**What the task requires:** Below are entries; count the lines among them that contain the word "readable", and give only the count.

**Information:**
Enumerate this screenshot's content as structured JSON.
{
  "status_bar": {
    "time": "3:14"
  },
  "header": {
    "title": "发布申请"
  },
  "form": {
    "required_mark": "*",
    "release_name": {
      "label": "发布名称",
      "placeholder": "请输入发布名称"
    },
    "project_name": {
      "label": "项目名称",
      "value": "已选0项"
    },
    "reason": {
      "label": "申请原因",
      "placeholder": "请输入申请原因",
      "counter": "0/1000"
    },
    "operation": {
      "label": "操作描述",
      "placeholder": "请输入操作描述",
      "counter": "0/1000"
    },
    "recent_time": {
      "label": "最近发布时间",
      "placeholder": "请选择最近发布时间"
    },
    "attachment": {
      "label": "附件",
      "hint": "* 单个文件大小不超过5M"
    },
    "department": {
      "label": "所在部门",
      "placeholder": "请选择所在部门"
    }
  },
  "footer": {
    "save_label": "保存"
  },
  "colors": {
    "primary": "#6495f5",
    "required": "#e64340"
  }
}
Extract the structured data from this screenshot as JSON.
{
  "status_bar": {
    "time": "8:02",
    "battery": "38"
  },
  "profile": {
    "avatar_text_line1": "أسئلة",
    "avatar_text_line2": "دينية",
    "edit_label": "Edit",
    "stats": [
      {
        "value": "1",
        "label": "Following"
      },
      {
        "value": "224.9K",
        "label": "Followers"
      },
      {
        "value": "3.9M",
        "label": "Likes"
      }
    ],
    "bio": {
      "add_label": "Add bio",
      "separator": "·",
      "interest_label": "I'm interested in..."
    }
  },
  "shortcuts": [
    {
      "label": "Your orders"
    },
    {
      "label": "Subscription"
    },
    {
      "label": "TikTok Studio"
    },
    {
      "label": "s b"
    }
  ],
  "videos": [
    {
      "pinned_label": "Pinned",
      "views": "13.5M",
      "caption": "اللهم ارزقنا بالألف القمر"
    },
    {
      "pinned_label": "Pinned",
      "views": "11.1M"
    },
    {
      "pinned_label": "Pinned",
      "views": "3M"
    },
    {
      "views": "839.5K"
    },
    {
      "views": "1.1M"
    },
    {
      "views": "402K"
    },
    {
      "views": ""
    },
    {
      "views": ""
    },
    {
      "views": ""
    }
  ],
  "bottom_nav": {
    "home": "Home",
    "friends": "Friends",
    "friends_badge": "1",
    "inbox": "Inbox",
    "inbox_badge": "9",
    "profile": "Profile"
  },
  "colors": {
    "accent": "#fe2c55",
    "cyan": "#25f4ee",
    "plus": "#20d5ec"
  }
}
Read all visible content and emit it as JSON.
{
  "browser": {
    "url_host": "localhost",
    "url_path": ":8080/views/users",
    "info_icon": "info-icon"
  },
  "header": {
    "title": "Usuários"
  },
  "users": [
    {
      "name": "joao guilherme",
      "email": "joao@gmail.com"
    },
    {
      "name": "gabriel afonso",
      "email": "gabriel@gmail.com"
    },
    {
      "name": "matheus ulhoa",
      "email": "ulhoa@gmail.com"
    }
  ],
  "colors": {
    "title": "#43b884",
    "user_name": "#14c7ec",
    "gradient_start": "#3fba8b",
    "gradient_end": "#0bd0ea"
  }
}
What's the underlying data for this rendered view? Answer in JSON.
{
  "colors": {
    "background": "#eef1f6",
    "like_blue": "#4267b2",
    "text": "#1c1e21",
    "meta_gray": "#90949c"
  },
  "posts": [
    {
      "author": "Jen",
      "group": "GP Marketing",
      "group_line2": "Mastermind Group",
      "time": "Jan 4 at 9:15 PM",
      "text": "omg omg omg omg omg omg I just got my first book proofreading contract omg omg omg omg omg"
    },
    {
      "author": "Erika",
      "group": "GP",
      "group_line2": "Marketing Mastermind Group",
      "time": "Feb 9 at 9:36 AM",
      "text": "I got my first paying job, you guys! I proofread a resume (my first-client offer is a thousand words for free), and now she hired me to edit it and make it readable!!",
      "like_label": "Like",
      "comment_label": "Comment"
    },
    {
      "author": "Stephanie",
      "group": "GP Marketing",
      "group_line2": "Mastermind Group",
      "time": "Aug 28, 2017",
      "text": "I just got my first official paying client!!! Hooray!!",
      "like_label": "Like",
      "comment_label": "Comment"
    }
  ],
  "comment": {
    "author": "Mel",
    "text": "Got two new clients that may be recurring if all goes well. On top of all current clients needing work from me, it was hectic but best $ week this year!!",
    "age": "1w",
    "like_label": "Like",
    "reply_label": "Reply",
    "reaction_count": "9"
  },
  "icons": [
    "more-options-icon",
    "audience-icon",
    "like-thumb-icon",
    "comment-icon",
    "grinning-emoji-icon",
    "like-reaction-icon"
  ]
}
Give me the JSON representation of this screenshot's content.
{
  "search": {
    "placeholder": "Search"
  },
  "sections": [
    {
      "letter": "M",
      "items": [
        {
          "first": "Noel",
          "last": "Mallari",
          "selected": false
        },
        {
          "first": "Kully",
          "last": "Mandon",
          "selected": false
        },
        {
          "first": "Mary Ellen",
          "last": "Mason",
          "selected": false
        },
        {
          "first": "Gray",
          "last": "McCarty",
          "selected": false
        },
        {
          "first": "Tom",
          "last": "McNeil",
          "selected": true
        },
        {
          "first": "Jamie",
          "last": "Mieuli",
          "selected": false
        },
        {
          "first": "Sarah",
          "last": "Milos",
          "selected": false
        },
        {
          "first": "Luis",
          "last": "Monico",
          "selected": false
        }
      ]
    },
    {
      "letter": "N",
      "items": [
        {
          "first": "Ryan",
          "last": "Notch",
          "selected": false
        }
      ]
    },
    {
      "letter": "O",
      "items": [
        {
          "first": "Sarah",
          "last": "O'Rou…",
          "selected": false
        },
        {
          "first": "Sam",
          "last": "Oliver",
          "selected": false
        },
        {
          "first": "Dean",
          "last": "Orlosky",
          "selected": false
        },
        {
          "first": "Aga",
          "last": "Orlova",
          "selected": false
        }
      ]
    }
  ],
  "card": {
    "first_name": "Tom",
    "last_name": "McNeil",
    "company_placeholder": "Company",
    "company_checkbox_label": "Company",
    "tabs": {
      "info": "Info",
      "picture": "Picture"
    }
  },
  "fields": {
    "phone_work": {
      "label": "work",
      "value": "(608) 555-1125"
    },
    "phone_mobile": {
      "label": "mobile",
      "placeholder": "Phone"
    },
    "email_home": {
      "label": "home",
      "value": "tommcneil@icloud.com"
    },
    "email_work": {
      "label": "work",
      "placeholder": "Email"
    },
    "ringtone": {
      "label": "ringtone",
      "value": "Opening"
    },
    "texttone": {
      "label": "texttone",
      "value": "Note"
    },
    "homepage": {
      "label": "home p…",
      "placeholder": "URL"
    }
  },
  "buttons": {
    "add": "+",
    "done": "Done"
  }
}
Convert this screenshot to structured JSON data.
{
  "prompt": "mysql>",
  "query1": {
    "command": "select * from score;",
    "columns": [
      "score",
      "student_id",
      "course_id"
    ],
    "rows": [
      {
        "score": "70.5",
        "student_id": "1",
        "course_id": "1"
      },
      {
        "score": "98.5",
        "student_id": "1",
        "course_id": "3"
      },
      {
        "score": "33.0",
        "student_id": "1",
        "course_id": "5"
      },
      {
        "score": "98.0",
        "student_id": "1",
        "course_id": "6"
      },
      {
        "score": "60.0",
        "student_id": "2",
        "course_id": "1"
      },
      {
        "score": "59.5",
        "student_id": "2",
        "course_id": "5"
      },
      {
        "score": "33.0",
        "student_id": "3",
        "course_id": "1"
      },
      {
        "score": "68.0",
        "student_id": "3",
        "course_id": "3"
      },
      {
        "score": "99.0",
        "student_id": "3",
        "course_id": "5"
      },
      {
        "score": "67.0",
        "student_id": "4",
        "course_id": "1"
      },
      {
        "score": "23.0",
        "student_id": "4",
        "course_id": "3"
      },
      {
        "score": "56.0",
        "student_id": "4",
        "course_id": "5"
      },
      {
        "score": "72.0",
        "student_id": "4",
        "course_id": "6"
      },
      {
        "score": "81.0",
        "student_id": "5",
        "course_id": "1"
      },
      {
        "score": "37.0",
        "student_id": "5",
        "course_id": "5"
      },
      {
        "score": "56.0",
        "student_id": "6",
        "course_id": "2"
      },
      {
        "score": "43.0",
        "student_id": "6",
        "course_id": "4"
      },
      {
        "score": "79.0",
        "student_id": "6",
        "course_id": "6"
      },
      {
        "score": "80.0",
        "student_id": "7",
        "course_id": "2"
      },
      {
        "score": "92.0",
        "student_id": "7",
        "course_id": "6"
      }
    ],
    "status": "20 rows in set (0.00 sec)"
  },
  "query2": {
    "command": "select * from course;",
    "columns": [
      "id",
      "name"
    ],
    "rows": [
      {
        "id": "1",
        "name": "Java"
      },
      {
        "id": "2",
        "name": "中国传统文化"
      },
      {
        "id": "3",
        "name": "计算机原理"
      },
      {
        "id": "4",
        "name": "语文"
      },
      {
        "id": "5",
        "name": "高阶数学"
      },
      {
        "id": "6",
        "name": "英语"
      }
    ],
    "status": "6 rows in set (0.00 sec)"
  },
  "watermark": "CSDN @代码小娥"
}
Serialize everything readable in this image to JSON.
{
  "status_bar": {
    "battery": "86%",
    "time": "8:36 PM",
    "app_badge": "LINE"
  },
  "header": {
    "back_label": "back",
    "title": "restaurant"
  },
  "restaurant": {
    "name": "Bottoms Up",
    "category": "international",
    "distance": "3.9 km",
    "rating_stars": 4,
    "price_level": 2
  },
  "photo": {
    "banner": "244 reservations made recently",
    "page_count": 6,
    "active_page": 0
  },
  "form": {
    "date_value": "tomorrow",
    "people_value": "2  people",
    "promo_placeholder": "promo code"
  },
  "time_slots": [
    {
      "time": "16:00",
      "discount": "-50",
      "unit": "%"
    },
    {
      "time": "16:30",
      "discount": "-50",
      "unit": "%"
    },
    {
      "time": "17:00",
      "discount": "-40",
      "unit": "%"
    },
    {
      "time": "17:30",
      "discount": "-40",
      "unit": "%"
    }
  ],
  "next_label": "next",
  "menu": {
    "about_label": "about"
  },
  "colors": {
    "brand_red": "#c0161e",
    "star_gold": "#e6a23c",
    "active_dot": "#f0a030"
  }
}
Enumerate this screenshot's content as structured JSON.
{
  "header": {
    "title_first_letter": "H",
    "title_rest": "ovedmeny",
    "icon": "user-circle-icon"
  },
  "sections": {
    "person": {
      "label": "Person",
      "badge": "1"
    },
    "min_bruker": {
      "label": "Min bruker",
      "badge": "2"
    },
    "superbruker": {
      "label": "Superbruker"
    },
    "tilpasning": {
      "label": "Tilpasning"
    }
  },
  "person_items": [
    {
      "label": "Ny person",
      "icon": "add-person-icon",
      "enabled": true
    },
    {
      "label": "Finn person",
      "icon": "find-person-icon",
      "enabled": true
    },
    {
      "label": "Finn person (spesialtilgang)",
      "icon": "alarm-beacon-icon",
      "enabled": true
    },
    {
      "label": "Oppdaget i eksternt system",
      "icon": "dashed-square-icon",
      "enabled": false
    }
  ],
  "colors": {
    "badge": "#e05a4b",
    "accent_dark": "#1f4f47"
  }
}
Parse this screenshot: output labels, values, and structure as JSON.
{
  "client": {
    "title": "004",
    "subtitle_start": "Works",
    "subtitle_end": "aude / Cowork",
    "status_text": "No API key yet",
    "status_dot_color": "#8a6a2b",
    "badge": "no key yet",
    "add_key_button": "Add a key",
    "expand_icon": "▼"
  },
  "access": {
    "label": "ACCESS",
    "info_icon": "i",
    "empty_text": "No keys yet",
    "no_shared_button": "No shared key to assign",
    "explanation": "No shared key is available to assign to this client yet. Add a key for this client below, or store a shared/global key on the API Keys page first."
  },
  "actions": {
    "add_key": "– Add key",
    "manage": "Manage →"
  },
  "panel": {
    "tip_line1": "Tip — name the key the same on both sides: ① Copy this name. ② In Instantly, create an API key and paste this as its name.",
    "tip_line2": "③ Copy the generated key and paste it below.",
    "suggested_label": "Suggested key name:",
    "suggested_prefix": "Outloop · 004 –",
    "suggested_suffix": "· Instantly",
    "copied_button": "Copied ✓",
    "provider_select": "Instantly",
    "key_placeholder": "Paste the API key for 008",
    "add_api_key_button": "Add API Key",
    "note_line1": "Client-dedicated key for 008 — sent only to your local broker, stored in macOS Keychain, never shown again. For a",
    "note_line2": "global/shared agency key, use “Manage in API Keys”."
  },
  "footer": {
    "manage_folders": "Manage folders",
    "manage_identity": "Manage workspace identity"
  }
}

**Output below:** 2